Hello from CANADA! Yes, folks, I am writing to you right now from a hotel room in sunny Saskatoon, Saskatchewan. I am in this frankly epic country of neverending proportions, where the squirrels are black (yes, I have been photographing them like an overexcited tourist), the pavements are wider than your average London street and everything, I mean everything, comes with a maple syrup flavour option. It’s fantastic.
We’re here because J is half Canadian and one of his Canadian cousins is getting married tomorrow, and also because I really, really want to see a moose. It’s been a lifelong ambition since I found out just how ridiculously big those animals are. Almost bigger than your average London flat.
Anyway, most of you don’t rock up here to read about my weird moose-fixation so let’s move on and introduce you to a recent and very proud achievement. My first man’s shirt, here modelled (mostly willingly) by my very own piece of Canada.
So here’s a surefire way to elicit a look of panic on your partner’s face: announce you’re making them a shirt. You can see it right there and then, the ‘oh cripes what if I don’t like it and I have to wear it to please her and she’ll keep asking me how much I like it and be able to tell if I’m lying noooo no oh no please no…’ At least that’s what happened when I gleefully informed J that fabulous sewing company Sew Essential UK had offered me a choice of pattern and fabric from their online store and I’d chosen to make Colette’s popular man-make, Negroni.
However, I wasn’t going to let a little thing like J’s mounting anxiety put me off my act of selfless sewing. I would make him a shirt, and he would like it – he just hadn’t realised that yet. Thus I ploughed ahead, selecting some truly gorgeous John Kaldor herringbone stripe to go with the pattern. Sew Essential has a vast range of John Kaldor fabrics; Amy of Almond Rock used a lovely imitation lace version for her Big Vintage Sewalong feature. Anyway, the silky lustre of the herringbone made it feel too formal for the Negroni’s original design, which has a camp collar and double pockets; I decided instead to adapt the pattern to mimic some shirts I snuck out of J’s wardrobe. This meant redrafting for a collar with stand, only adding one pocket (on the left side) and omitting the pocket flap. As I begun to puzzle my way into this, I found to my immense relief that Fiona of Diary of A Chainstitcher had already done pretty much the same thing, and that she in turn had used the ‘new collar for Negroni’ sew-along on Male Pattern Boldness for guidance (Peter’s shirt sew-alongs are just brilliant, and include tips relevant to shirt-making in general, not exclusive to menswear).

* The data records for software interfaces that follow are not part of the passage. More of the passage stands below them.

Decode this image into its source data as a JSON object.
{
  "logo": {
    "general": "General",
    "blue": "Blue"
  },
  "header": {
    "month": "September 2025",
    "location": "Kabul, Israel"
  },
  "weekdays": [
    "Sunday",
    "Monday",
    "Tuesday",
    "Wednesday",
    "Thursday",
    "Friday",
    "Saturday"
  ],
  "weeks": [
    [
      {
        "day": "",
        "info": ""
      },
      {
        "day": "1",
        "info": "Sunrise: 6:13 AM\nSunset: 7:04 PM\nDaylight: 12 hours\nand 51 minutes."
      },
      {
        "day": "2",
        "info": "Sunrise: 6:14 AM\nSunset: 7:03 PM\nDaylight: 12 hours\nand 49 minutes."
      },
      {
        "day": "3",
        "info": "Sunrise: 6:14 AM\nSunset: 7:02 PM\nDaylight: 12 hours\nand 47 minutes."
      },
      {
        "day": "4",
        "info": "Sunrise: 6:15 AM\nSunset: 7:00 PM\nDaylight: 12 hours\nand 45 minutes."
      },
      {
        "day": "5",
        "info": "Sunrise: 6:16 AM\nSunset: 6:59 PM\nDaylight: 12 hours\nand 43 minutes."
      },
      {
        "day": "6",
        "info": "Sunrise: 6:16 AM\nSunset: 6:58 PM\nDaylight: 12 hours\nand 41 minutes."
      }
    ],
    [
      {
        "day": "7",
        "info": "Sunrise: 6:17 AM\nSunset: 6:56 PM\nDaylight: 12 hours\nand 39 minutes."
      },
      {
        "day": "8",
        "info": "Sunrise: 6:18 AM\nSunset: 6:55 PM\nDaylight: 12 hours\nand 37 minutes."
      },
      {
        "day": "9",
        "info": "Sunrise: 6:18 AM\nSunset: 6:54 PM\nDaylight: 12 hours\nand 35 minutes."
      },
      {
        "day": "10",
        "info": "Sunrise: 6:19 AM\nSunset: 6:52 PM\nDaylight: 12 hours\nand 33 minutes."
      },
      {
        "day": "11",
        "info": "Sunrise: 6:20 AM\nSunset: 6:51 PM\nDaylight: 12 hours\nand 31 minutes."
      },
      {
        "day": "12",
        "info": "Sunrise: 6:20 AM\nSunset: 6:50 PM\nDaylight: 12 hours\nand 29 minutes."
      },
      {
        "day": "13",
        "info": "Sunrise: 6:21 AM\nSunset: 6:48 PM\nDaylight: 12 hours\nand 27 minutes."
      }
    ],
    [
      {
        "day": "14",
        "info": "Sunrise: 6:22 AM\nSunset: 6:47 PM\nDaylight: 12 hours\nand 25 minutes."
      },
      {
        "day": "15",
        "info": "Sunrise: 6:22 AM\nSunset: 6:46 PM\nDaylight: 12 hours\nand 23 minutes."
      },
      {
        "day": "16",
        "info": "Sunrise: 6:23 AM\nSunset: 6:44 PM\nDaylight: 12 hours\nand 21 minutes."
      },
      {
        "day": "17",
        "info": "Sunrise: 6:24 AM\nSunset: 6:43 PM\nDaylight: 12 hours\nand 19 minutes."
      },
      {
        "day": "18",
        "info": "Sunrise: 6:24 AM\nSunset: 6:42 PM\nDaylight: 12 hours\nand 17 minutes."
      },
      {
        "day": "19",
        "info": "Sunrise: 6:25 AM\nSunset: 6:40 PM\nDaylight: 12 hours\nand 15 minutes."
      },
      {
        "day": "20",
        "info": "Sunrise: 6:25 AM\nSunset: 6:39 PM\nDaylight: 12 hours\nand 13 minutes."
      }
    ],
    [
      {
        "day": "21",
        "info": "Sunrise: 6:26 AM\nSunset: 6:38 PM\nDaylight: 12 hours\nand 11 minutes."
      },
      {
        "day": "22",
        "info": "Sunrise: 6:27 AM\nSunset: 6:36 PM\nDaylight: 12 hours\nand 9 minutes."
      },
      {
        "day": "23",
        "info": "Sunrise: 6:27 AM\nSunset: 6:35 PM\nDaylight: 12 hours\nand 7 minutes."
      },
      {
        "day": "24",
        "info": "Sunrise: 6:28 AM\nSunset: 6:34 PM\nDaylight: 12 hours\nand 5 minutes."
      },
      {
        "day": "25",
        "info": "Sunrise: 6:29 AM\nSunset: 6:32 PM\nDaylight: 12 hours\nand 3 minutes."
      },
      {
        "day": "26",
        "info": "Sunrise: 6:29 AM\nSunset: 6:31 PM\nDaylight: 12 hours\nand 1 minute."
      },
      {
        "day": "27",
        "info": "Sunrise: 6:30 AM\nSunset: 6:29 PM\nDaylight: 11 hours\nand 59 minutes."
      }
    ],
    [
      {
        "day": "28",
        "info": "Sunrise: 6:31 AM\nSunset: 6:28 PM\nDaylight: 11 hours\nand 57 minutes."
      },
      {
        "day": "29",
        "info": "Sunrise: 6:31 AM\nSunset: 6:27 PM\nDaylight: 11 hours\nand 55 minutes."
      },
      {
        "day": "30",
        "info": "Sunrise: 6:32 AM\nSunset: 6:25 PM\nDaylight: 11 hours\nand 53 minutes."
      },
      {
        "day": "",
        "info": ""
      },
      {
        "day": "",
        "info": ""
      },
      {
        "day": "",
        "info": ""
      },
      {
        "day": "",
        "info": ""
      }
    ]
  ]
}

Colette’s instructions covered all the basic construction in beginner-friendly detail, and the fabric was a joy to work with. Peeps, I LOVE shirt-making! I used to think I was all about swishy skirts and gung-ho ‘who actually measures seam allowances’ going-for-it, but there’s something about the precision involved in the construction of a shirt that has really caught me. With every shirt I make, I get slightly better – and I immediately want to make another to get better still. I’ve got two Archers up my sleeve (sorry, couldn’t resist) for post-holiday makery. And I may be a little bit addicted to pattern-matching…
Anyhoo, here’s the best bit: when I finally persuaded J to actually put on his amazing new dreamshirt, he really, really liked it. The fearful trapped-animal look was replaced by an expression of pleasure mingled with immense relief. He even stroked the fabric and said ‘this is so much nicer than my other shirts’. Hah! Not that I was at all surprised because a) Negroni, albeit hacked, is a super pattern with a pleasingly modern fit, and b) I knew I was right all along.
So as I mentioned, the fabric and pattern were gifted to me courtesy of Sew Essential UK. I have to admit I hadn’t heard of these guys before they got in touch and if you’re the same I really recommend checking them out. Their site has everything you could want, plus, in the manner of all good shops, a whole load of things you didn’t know you wanted (kantan beading tools, anyone?). It goes far beyond the normal range of fabric/haberdashery, and in particular has a fantastic range of sewing machines, including some on special offer. They are a family business and will offer advice based on direct experience of all the machines they sell. Seriously, I know I sound absurdly gushing here but I’ve been so impressed by the team and their site and am having to remind myself every day that I don’t really need that embroidery machine, even if it is on sale… And so to conclude, standard blog line here: pattern and fabric courtesy of Sew Essential UK, all opinions most definitely my own 🙂